The president of the Los Angeles chapter of the NAACP, Leon Jenkins, resigned Thursday, amid continued fallout from a decision to award embattled LA Clippers owner Donald Sterling and a report posted on The Root chronicling a history of Jenkins' misdeeds since his days of being a judge in Detroit during the 1980s.
In a letter to the national leader of the NAACP, Jenkins wrote, "In order to separate the Los Angeles NAACP and the NAACP from the negative exposure I have caused the NAACP, I respectfully resign my position as president of the Los Angeles NAACP."
Jenkins came under intense scrutiny after it was announced that the LA chapter of the NAACP planned to present Sterling with a second "lifetime achievement award" later this month.
TMZ had released recordings of Sterling in which the NBA owner is heard making racist remarks. The idea that Sterling had received not only one, but was in line for a second, award from the LA chapter upset many civil rights activists who noted Sterling's history of discrimination including two lawsuits and eventual monetary agreements to settle allegations that he refused to rent apartments to Hispanics and blacks and to families with children.
Amid the fallout from the Sterling recordings, Jenkins rescinded the award that Sterling was to have received May 15 during the Los Angeles chapter's 100th anniversary celebration.
Jenkins also said he would return money that Sterling had donated to the LA chapter. The New York Times reported that under Jenkins' tenure, the LA branch had received at least $45,000 since 2007.
Later, however, Jenkins indicated that he would continue a working relationship with Sterling, saying that he would be willing to forgive Sterling and was negotiating to get more money from the league owner.
"After a sustained period of proof to the African-American community that those words don't reflect his heart, I think there's room for forgiveness. I wouldn't be a Christian if I said there wasn't," Jenkins told the Associated Press. "We are negotiating with him about giving more monies to African-American students at UCLA, and so we are in preliminary discussions."
On Thursday, The Root published a report that initially ran in The Michigan Citizen stating that between 1984 and 1987 Jenkins routinely "sold the public trust" while he was a 36th District Court judge in Detroit.

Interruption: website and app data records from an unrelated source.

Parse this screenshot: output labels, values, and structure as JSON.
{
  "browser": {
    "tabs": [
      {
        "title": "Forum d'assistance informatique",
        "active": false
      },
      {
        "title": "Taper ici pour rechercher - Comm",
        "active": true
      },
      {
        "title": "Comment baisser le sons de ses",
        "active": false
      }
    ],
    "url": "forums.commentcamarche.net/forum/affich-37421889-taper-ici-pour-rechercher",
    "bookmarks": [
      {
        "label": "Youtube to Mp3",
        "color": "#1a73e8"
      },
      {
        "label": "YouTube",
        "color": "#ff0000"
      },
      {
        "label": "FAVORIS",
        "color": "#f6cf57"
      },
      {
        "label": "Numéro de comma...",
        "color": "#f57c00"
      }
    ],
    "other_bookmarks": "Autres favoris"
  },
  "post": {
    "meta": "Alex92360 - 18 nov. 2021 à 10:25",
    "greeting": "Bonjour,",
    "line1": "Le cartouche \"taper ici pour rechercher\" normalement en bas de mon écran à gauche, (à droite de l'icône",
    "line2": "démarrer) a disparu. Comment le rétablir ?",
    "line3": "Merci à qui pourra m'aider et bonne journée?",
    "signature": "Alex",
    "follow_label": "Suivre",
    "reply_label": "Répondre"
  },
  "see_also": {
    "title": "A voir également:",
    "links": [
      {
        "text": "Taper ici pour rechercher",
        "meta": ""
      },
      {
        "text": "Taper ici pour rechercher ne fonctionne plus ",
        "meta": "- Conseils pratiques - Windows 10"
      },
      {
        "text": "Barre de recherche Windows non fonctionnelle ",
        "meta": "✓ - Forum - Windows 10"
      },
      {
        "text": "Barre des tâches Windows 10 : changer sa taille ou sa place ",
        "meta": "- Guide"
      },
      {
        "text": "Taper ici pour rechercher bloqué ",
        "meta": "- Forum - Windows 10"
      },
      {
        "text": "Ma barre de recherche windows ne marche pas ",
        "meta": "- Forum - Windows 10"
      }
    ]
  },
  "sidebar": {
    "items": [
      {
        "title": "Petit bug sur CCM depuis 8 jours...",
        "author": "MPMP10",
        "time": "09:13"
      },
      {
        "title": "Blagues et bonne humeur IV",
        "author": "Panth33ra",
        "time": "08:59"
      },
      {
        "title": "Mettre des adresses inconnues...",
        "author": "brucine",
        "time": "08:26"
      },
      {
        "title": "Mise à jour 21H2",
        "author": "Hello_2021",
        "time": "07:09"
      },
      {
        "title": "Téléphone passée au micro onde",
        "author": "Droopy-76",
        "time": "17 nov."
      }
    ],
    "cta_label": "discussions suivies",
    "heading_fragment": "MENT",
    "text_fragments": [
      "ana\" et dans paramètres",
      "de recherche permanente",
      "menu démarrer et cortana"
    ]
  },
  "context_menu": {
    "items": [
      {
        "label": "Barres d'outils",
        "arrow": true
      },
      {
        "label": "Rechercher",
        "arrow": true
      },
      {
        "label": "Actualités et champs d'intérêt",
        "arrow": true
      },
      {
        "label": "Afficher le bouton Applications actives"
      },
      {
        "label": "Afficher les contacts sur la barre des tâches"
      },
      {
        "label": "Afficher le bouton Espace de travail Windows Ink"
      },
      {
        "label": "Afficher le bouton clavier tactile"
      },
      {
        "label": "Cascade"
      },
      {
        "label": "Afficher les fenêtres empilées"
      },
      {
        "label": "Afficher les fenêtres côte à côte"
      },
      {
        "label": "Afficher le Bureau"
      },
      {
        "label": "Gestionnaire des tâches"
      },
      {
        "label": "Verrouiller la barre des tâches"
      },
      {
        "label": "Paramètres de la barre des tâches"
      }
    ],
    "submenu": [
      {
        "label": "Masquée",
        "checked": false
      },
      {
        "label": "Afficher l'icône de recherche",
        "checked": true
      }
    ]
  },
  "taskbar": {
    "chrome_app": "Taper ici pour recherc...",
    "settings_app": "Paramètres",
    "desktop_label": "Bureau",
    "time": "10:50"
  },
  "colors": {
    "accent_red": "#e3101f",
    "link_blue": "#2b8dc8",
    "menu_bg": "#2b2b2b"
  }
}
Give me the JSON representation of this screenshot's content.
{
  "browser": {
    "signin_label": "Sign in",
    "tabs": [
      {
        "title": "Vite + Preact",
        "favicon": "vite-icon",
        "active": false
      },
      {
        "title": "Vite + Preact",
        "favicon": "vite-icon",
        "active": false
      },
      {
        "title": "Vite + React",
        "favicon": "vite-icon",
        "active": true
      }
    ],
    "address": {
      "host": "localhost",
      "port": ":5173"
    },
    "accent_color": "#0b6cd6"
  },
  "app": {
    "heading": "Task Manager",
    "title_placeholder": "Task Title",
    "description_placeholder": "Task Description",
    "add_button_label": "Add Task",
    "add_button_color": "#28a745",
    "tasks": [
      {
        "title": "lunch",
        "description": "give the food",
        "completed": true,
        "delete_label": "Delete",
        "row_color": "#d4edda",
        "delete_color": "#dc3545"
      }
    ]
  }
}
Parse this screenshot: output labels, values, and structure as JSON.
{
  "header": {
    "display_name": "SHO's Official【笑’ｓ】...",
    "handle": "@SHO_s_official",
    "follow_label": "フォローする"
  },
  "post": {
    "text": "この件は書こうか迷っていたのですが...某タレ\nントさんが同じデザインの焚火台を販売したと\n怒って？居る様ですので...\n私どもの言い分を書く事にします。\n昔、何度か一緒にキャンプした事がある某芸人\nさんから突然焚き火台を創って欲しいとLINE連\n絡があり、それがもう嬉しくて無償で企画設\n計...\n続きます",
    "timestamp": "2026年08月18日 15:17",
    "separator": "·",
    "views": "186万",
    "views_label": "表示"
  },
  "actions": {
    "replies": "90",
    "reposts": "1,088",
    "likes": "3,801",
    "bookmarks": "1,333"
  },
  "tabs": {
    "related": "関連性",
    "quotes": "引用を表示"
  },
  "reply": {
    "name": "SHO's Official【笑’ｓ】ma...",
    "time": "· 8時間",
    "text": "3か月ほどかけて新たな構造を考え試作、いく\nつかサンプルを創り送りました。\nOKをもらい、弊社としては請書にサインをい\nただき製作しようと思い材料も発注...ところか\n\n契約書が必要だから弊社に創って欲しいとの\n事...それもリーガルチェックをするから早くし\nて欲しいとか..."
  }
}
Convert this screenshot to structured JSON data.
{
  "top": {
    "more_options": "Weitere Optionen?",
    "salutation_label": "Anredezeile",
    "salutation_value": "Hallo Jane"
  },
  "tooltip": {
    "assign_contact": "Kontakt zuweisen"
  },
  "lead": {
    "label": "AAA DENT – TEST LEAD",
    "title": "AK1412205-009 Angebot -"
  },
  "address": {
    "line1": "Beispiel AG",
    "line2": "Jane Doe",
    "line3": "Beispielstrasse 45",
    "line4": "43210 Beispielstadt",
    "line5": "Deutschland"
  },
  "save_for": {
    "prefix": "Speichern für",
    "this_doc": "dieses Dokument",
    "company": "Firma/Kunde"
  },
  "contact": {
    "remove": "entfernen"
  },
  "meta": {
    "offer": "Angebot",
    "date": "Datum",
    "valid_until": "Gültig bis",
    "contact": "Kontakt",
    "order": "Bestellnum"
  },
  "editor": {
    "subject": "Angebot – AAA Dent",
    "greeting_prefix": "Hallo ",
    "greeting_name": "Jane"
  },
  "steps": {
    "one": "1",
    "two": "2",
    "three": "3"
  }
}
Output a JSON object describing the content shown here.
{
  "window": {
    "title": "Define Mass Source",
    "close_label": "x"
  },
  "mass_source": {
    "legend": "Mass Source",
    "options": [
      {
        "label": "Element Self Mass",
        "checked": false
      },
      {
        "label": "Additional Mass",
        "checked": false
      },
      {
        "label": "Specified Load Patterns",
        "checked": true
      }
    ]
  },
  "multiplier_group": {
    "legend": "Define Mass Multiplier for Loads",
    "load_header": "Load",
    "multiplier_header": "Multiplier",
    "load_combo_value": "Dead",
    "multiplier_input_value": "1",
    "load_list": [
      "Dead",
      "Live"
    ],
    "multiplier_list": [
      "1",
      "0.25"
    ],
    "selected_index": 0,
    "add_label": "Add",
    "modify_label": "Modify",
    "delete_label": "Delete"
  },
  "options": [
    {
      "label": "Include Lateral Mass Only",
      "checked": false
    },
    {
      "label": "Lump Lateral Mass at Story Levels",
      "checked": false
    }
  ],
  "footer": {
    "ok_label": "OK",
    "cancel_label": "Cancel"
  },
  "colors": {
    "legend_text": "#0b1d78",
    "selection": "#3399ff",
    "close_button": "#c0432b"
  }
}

During that time, he was caught lying about his residency to get lower auto insurance rates, fixed tickets and accepted other bribes, according to the California Bar Journal. He was also observed on FBI surveillance taking money. He was disbarred in Michigan and, eventually, in California.
In a statement released by the national NAACP, the civil rights organization accepted Jenkins' resignation and said it will work to develop "guidelines for its branches to help them in their award selection process."